SH: Oh, how I love a good comic book movie (or TV show!) and I watch them all unless I know they’ll break my heart by being painfully bad. I think I’m of that same generation that grew up on this mythology and wants to explore it in adulthood. And yes, I am influenced by them, because there’s no worse damsel in distress than the kind in a two-hour movie. Poor Mary Jane in the first “Spiderman” had to be saved three times in two hours! So there’s a part of me that wants to bust apart that myth. My favorite scene in “Spiderman 2” is when Peter Parker’s washes his Spidey costume at the Laundromat. I love my myths, but I also want to put them in industrial washers and let them bleed out a little.
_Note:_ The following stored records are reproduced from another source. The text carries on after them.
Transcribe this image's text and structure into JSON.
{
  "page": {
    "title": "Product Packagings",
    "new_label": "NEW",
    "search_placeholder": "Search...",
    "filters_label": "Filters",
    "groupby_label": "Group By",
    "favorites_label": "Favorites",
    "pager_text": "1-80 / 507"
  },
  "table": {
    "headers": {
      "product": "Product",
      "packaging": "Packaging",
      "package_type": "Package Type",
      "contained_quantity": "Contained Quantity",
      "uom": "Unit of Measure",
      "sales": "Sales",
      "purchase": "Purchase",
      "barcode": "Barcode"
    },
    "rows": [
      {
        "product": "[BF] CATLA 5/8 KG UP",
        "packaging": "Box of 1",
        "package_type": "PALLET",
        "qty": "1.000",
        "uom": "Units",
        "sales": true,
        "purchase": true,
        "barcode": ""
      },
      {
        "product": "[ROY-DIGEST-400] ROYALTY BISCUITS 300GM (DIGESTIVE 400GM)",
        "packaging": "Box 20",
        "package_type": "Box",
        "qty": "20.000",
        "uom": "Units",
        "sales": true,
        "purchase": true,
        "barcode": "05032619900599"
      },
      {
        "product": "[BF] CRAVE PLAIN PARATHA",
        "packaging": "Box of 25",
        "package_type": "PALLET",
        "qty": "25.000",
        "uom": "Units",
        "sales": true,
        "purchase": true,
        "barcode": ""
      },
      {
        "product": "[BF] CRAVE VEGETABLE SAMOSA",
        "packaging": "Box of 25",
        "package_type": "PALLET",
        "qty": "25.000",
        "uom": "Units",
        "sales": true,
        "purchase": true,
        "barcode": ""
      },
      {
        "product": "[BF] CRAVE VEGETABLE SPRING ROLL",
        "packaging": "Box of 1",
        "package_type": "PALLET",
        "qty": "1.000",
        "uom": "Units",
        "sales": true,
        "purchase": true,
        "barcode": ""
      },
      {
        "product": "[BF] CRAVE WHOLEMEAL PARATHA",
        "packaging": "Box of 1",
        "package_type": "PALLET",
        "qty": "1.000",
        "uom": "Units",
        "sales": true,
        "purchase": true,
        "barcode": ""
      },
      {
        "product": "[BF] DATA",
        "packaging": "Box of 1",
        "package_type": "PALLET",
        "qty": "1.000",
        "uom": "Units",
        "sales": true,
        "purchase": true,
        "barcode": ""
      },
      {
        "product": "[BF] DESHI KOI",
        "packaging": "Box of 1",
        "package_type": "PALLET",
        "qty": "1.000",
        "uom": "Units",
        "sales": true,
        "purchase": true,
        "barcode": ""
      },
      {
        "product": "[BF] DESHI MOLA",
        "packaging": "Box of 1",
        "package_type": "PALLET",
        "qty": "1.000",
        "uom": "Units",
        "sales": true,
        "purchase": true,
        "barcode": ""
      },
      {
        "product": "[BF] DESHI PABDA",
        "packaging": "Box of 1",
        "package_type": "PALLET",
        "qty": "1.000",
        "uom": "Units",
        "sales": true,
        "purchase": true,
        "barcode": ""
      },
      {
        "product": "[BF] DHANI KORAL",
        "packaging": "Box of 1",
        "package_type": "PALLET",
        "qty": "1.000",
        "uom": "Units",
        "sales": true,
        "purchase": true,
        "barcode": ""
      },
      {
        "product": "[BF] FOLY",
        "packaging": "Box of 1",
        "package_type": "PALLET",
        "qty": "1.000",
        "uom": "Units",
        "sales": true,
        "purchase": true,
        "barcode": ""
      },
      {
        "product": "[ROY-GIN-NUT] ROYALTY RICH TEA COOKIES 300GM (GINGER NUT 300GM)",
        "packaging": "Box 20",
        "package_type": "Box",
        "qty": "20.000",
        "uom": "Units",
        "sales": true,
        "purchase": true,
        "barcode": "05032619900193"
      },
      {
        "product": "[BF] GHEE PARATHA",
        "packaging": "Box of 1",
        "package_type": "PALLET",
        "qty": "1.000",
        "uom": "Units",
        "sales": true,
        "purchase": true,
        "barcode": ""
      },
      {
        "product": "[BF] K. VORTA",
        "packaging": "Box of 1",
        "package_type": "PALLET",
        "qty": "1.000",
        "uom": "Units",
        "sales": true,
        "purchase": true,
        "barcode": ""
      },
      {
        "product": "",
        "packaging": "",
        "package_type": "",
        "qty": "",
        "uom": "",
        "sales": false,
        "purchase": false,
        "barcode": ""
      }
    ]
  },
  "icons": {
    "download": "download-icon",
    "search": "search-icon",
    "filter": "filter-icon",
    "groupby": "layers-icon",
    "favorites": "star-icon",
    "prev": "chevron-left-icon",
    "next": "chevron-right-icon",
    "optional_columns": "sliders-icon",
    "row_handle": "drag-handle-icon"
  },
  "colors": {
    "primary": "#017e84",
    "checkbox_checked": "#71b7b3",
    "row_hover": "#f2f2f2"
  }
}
HT: What makes “Girl Reporter” so effective is the way you turn the comic book stereotypes on their head. The superhero has a gambling problem and a terrible haircut, and the damsel in distress doesn’t want to be saved. Can you talk a little about how you developed these two characters?
SH: I wanted my superhero to be real, to have pores, to like cheap beer, and I wanted my damsel in distress to be petty, to be jealous of his superpowers. So both characters wound up with identity issues. He’s working on coming up with a smoother public persona, and her hard-boiled shell is starting to crack. In a way it’s the same old comic book theme of balancing alter-egos. I just want to look at that with honesty and humor.
HT: There’s a lot of humor in this story, as well as moving, emotional moments. How do you find ways to balance the humor in your fiction without going over the top?
SH: I am constantly re-drafting. Is it honest or is it gratuitous? Does it come from character and is the pacing right? I’m my own best line-slasher, but I love to get someone else to read the story and edit it. If they slash a line, I believe them!
HT: How long did it take you to complete this story?
SH: Five years. Only because I can’t let a story go until it’s finally published. Every time I look at it again, I have to tinker with it, change whole scenes. Thanks to One Story it’s in its final form.
HT: What is the best bit of advice about writing you have ever received?
SH: My husband is also a writer, and we are constantly talking about fiction and craft—what works and what doesn’t work. We’re relentlessly script-doctoring everything from Anna Karenina to the latest Vin Diesel movie. I can’t say one piece of advice has helped me more than another—it’s more about having a constant dialogue about voice, plot, character, scene, perspective, dialogue, exposition—figuring out what works, and why.
HT: What are you working on now?
SH: I’m working on a novel about a group of trophy wives who accidentally kill a night golfer. And when I need to cheat on my novel, I’m messing around with another short story, this time about a female super hero, a princess of sorts...